Hospitality is broadly defined. It can include many different use cases including everything from short term vacation rentals (ie Stay Alfred) to long term traditional rentals (ie corporate housing, co-living, co-working). However, the two main themes we’re paying close attention to are 1) management-as-a-service and 2) existing aging real estate supply.
Whether you are a renter, doctor, or tech company, real estate is not your core competency and there is a need (and opportunity) for intermediaries to manage real estate on behalf of the leasor and leasee. Further, the traditional hospitality companies (Marriott, Hyatt, Intercontinental) have failed to keep up with relevant trends and are no longer meeting the expectations of rapidly changing millennial consumer preferences. As a result, next generation hospitality companies, such as, Stay Alfred offering short term vacation rentals, Zeus & Blueground offering corporate housing and Bungalow and Starcity offering co-living are taking advantage of this consumer preference shift and creating brands around living. This new generation of brands is connecting travelers and renters more closely with their local surrounding environments and communities with the amenities they’ve come to enjoy and expect.
Repurposing Existing Real Estate Supply
The US faces an aging real estate supply problem. Many houses and buildings were built 50+ years ago and were not optimized for how humans work, live and play today. As a result, we’re excited to invest in companies helping to revitalize the United States’ aging real estate supply. Two possible solutions include the use of co-working and co-living. For example, companies, such as, Spacious and Out of Office are partnering with restaurants and hotels, respectively, to revitalize idle, underutilized properties by increasing foot traffic or repurposing older assets with new use cases for a growing distributed workforce. Companies, such as, Bungalow, are partnering with large (5+ bedrooms) single family home owners and transforming those homes into multi-income properties. More specifically, Millennials are waiting longer than ever before to get married, start a family and buy a house. Further, Millennials are having smaller families that do not require five bedroom homes once built for baby boomer families with 3+ children in the 40s, 50s and 60s. As a result, demand for those larger homes is decreasing and alternatives are needed to repurpose them. One solution is to transform them into co-living homes to help house the many single renters in their 20s and 30s who previously would be married and starting families by now in generations past.
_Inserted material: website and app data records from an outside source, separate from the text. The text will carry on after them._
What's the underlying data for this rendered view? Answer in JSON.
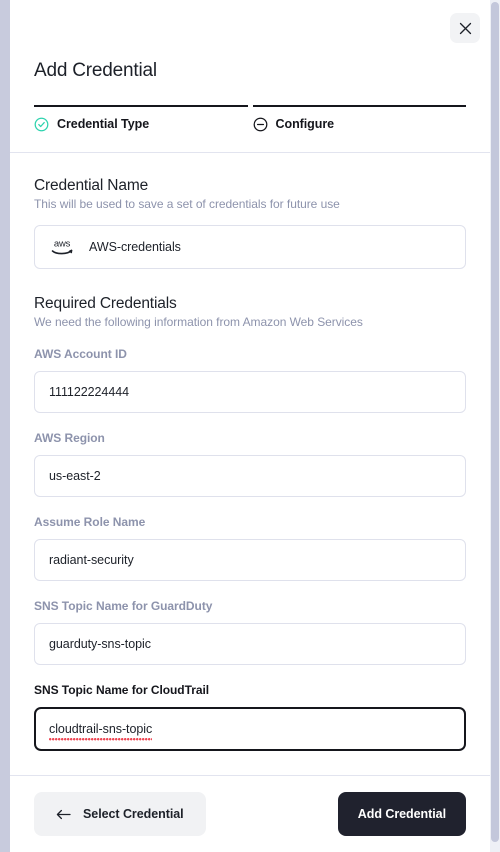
{
  "dialog": {
    "title": "Add Credential",
    "close_label": "×",
    "close_icon": "close-icon"
  },
  "tabs": [
    {
      "label": "Credential Type",
      "icon": "check-circle-icon",
      "state": "complete",
      "accent": "#2ed3ae"
    },
    {
      "label": "Configure",
      "icon": "minus-circle-icon",
      "state": "current",
      "accent": "#15161c"
    }
  ],
  "credential_name": {
    "title": "Credential Name",
    "subtitle": "This will be used to save a set of credentials for future use",
    "provider_icon": "aws-logo-icon",
    "value": "AWS-credentials"
  },
  "required_credentials": {
    "title": "Required Credentials",
    "subtitle": "We need the following information from Amazon Web Services",
    "fields": [
      {
        "label": "AWS Account ID",
        "value": "111122224444",
        "focused": false,
        "spellcheck_error": false
      },
      {
        "label": "AWS Region",
        "value": "us-east-2",
        "focused": false,
        "spellcheck_error": false
      },
      {
        "label": "Assume Role Name",
        "value": "radiant-security",
        "focused": false,
        "spellcheck_error": false
      },
      {
        "label": "SNS Topic Name for GuardDuty",
        "value": "guarduty-sns-topic",
        "focused": false,
        "spellcheck_error": false
      },
      {
        "label": "SNS Topic Name for CloudTrail",
        "value": "cloudtrail-sns-topic",
        "focused": true,
        "spellcheck_error": true
      }
    ]
  },
  "footer": {
    "back_label": "Select Credential",
    "back_icon": "arrow-left-icon",
    "submit_label": "Add Credential"
  },
  "colors": {
    "accent_success": "#2ed3ae",
    "text_primary": "#1d2129",
    "text_muted": "#8d93ac",
    "border": "#dfe1ec",
    "primary_button": "#20222e",
    "spellcheck_error": "#ef4a57"
  }
}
The real estate industry is plagued by inefficient, monolithic workflows typically consisting of pen, paper and Excel. The worst negative biproducts of the existing paradigms are not higher costs, lost time, and unstructured data. As a result, real estate tech startups helping real estate companies (lenders, owners, operators, etc) transition from pen, paper, and Excel to software stand to gain the most. By leveraging software, customers will now be able to increase their employees’ throughput whereby increasing efficiency, reducing costs and increasing margins. Employees do not have to be threatened as many of the new software solutions are meant to enhance existing positions, not replace or disrupt them. However, the biggest and most important impact software will have on the industry is its ability to aggregate and structure data in a way that was either previously possible, very difficult or manual. Software will enable real estate stakeholders to analyze performance and make better data driven decisions in real-time not only taking the burden of manual processes off of employees but also helping to ensure better and faster customer experiences.
In conclusion, and although 2018 ended on a tumultuous note, we all have a lot to be thankful for. Heading into 2019, Nine Four Ventures can’t wait to get to work and help build the next generation of real estate technology companies defining the industry.